I’ve also long appreciated it as a wild food (if you can call something “wild” that enters into a forced domestic arrangement with you annually). It is one of the few forage greens that is actually delicious and refreshing to just nibble in situ. I spray it with the hose, since ground-hugging is a dusty business, and munch it as I weed, like gardeners all over the world. Purslane is a global plant that grows wherever there is sun, rain and two consecutive frost-free months. Its culinary use goes back 2,000 years in the Middle East, and our own native tribes were avid consumers who used the nutritious seeds for cereal and bread.
Purslane achieved gourmet status when European breeders developed its fancier forms. I don’t mean the ornamental portulacas used in rock gardens, with their showy flowers in bright tissue paper colors (though these are cousins to our feral friend). I’m thinking of the varieties bred for large, upright foliage in shades of green, red and bright gold. These are useful as warm weather greens, since most leaf crops grow best when it’s cool. And they’re pretty in a vegetable or herb garden. I’ve found you need to water them often when it’s dry or they become pale and spindly. But they’re a quick crop you can plant in succession all summer. Tastewise, they’re a bit bland compared with the wild form, whose flavor has a slight acid tang without being either pungent or bitter. Its taste is often described as “cooling.”

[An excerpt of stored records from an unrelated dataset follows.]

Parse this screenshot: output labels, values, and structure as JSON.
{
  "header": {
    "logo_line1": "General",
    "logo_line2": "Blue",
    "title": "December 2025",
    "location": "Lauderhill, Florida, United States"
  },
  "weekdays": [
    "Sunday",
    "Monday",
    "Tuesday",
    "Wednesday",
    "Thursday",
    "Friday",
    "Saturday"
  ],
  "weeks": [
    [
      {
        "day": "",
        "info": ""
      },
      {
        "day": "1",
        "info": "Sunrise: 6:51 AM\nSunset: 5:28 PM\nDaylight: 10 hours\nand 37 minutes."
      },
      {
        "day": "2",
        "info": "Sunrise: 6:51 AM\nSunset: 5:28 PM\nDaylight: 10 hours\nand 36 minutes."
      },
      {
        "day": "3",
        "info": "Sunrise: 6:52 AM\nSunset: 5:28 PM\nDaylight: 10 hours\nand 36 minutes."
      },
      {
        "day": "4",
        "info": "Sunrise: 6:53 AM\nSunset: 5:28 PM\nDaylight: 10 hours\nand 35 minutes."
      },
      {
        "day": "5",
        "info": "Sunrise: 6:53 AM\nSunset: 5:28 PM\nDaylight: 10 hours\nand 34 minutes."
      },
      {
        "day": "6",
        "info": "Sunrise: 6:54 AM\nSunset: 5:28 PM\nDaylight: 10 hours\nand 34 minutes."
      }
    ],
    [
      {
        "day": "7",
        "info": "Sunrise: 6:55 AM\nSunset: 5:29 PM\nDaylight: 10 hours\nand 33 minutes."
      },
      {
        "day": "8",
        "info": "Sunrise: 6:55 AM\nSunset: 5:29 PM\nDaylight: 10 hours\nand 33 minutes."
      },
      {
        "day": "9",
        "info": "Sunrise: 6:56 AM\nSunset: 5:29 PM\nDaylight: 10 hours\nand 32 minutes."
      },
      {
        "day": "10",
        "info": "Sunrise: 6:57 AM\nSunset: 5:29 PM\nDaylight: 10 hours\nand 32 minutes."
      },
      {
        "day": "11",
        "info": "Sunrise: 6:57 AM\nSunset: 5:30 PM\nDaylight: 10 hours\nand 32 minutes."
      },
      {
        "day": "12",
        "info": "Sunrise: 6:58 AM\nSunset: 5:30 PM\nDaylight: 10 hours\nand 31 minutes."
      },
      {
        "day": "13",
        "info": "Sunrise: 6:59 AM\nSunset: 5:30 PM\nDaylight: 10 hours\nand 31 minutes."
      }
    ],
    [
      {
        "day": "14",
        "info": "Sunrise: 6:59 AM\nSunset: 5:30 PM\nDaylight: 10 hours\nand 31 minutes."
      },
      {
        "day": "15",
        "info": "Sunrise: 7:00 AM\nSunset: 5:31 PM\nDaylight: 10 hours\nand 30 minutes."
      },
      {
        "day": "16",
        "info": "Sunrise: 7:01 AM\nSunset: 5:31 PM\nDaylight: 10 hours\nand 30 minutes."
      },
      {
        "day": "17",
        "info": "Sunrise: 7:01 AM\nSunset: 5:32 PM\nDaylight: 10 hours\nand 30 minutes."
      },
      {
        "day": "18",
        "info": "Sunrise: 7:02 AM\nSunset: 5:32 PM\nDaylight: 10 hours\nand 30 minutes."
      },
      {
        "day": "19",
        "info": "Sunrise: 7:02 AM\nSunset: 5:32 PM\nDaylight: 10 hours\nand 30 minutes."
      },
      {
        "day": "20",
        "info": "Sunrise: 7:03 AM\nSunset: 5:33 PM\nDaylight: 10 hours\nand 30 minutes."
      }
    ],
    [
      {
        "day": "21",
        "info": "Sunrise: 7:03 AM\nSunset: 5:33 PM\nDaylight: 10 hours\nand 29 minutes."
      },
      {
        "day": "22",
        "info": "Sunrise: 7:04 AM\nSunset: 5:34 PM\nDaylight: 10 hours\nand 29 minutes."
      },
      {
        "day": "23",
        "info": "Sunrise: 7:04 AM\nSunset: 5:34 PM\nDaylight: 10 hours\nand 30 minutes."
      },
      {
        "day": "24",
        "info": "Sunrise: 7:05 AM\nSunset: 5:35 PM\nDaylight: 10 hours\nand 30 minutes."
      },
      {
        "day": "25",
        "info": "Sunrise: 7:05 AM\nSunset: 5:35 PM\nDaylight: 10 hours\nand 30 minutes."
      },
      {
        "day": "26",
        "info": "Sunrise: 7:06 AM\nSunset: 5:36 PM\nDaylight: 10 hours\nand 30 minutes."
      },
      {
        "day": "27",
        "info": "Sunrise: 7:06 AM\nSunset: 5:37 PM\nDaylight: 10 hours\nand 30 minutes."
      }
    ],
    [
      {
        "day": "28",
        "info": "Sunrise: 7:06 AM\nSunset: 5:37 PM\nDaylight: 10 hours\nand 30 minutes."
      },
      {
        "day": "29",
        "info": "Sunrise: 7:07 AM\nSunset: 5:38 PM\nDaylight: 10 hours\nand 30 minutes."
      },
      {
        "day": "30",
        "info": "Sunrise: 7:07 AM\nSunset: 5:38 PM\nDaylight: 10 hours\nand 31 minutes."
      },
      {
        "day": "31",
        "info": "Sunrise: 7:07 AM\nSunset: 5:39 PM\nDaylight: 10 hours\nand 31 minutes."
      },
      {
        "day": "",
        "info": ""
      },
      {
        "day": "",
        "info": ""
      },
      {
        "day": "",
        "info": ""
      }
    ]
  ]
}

I also suspect that the nutritional powers ascribed to purslane are greater in its unbred state. The plant is rich in vitamin E, vitamin C and beta-carotene, and quite high in protein. Most noteworthy of all, it is considered a better source of essential Omega-3 fatty acids than any other leafy plant. These are compounds the body cannot make itself, which are needed to complement the Omega-6 fatty acids we get from grains and grain-fed meat. Wild-caught salmon and freshly hulled walnuts also deliver this prize, but for a steady supply what could be handier than a plant that leaps into your own personal food system with the ardor of an overactive puppy?
I like to chill fresh, rinsed purslane and toss it into summer salads for a contrasting texture, or slip it into an omelet or sandwich. It greatly improves a salad of cucumber and yogurt or sour cream. Try it with sliced oranges, watercress and vinaigrette. It can be steamed, sautéed, pickled or breaded and fried in fritters. Since it has some of the viscous quality found in okra it will thicken soups and stews. Or try Henry David Thoreau’s 1854 recipe fromWalden.
“I learned from my two years experience that it would cost incredibly little trouble to obtain one’s necessary food, even in this latitude; that a man may use as simple a diet as the animals, and yet retain health and strength. I have made a satisfactory dinner … simply off a dish of purslane (Portulaca oleracea) which I gathered in my cornfield, boiled and salted …Yet men have come to such a pass that they frequently starve, not for want of necessaries but for want of luxuries.” In Thoreau’s case, a recipe for a way of life. I’d also add a big lump of butter.